BEGIN Data under study

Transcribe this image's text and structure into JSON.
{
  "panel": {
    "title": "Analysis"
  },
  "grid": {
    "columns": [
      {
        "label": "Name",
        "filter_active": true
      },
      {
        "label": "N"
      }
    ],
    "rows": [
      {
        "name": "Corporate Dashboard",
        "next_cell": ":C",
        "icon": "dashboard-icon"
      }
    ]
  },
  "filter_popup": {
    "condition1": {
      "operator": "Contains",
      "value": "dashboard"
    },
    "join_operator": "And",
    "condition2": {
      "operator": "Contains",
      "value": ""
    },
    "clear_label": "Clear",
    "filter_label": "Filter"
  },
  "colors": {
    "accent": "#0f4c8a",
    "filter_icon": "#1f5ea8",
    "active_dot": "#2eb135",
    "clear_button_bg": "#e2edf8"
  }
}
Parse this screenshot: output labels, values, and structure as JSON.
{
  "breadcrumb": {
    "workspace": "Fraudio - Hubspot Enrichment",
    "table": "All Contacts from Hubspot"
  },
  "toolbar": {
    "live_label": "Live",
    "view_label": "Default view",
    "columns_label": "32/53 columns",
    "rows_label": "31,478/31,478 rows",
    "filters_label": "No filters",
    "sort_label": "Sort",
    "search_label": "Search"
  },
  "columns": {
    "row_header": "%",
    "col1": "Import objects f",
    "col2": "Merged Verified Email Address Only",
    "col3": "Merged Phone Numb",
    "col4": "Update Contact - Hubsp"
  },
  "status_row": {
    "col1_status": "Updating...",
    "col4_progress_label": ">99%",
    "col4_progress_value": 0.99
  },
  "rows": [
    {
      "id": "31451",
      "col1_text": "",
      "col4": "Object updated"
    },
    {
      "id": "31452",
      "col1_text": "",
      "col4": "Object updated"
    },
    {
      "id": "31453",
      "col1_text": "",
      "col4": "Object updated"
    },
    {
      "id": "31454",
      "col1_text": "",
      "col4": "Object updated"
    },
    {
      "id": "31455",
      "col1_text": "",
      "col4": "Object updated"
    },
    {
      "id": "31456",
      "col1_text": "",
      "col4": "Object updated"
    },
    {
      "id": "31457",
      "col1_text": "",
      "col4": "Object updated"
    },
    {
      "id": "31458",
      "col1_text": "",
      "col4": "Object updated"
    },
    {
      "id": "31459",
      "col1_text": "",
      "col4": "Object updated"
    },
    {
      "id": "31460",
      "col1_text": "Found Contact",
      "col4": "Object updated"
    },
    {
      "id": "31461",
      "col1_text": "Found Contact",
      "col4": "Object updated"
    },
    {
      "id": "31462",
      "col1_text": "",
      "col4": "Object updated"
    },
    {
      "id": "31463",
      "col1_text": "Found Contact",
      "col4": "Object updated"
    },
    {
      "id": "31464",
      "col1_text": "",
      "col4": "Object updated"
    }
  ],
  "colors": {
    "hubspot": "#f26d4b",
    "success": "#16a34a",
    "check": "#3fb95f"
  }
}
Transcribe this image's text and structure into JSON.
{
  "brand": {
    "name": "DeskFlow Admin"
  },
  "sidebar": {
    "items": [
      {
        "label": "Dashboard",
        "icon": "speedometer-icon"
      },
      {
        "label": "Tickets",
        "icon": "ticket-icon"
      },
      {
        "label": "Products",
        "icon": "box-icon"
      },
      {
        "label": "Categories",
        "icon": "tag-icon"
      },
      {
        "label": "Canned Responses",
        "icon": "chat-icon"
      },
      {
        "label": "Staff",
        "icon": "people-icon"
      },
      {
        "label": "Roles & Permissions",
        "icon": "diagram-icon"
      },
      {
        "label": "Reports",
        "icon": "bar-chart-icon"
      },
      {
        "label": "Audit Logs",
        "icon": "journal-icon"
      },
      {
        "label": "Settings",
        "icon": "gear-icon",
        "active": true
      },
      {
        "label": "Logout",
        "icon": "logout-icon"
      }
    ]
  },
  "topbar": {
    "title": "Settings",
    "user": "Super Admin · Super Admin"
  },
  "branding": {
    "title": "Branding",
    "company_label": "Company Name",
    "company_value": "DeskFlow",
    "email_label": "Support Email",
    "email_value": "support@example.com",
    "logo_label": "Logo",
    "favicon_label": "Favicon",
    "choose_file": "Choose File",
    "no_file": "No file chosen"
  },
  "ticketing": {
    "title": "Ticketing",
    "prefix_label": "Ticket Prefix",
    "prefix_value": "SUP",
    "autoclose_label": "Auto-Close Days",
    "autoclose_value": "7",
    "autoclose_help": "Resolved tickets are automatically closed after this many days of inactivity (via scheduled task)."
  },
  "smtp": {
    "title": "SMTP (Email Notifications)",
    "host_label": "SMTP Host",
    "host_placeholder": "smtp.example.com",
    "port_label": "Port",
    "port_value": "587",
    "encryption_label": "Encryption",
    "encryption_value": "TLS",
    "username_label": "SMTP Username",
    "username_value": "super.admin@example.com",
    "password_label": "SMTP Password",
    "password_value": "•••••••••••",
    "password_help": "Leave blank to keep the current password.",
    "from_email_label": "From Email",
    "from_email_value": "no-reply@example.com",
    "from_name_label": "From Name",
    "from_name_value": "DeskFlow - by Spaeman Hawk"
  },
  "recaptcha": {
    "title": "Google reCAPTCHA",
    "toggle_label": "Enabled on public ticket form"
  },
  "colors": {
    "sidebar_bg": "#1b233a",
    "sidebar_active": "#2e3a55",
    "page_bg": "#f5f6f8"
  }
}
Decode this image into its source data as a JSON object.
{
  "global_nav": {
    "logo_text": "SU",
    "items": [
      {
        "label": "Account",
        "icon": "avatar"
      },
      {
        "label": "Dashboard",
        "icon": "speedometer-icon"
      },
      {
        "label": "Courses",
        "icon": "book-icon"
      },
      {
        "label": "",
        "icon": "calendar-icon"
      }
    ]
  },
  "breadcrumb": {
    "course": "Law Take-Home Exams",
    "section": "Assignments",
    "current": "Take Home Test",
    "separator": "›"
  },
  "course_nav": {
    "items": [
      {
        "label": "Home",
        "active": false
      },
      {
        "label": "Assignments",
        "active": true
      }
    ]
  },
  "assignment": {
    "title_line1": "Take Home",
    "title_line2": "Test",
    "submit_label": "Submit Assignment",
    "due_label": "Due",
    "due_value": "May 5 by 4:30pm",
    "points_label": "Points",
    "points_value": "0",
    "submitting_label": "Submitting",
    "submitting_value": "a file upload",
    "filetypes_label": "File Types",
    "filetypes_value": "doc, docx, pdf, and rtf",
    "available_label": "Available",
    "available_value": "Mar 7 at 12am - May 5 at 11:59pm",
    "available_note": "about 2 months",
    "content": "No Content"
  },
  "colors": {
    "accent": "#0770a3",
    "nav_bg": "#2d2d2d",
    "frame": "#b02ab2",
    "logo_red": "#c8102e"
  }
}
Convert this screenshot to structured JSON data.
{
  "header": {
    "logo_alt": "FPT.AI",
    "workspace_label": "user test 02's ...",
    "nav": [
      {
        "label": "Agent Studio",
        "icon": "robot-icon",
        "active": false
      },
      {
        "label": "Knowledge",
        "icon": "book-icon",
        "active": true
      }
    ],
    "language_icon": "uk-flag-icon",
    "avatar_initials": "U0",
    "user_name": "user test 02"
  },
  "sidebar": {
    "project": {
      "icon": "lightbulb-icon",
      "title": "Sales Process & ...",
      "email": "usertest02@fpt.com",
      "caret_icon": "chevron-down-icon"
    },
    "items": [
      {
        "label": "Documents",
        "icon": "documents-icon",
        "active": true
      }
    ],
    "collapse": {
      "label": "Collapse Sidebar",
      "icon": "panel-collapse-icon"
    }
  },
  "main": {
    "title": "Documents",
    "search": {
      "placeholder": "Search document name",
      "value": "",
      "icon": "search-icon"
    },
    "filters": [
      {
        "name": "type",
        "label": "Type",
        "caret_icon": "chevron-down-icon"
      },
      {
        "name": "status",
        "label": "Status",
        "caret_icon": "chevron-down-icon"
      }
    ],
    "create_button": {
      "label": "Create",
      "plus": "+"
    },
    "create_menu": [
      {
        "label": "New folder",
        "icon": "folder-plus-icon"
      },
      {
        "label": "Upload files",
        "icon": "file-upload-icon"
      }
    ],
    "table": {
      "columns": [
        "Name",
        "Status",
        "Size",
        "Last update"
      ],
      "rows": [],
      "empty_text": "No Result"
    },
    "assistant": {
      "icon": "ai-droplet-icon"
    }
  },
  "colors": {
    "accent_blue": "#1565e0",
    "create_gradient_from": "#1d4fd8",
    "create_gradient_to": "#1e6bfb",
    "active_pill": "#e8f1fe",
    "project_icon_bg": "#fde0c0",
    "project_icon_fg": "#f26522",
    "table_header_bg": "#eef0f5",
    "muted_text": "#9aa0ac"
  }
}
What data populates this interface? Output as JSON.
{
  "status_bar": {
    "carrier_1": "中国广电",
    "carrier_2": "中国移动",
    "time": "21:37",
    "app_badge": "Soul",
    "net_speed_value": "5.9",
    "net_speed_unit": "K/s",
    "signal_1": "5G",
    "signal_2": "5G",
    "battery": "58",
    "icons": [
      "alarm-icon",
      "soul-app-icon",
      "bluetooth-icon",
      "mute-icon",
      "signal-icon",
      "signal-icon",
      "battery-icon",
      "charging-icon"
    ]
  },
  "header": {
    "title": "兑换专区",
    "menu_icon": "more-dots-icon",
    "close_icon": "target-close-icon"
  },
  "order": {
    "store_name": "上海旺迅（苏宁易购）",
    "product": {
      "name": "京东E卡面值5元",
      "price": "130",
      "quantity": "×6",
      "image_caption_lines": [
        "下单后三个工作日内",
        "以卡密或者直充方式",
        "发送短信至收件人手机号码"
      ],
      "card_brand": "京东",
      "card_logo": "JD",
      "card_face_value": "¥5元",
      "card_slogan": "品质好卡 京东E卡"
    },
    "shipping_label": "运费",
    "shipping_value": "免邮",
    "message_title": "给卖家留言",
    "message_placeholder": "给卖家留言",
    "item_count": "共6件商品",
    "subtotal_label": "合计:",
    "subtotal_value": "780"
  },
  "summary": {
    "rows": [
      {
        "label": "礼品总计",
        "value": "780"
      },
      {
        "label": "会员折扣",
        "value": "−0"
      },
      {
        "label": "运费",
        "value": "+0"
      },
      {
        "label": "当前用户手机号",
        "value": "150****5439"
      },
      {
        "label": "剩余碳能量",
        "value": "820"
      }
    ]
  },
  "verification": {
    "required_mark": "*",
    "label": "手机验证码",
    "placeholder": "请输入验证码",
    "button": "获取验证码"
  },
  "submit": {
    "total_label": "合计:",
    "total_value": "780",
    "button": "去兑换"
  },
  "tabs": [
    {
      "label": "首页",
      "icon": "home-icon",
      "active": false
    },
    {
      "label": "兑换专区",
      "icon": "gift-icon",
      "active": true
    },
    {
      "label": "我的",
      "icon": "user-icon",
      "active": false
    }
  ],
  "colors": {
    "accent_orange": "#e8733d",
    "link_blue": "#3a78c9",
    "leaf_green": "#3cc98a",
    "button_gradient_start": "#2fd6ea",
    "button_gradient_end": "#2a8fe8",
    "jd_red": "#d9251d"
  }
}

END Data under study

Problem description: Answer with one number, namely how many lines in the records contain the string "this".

Solution to the problem: 7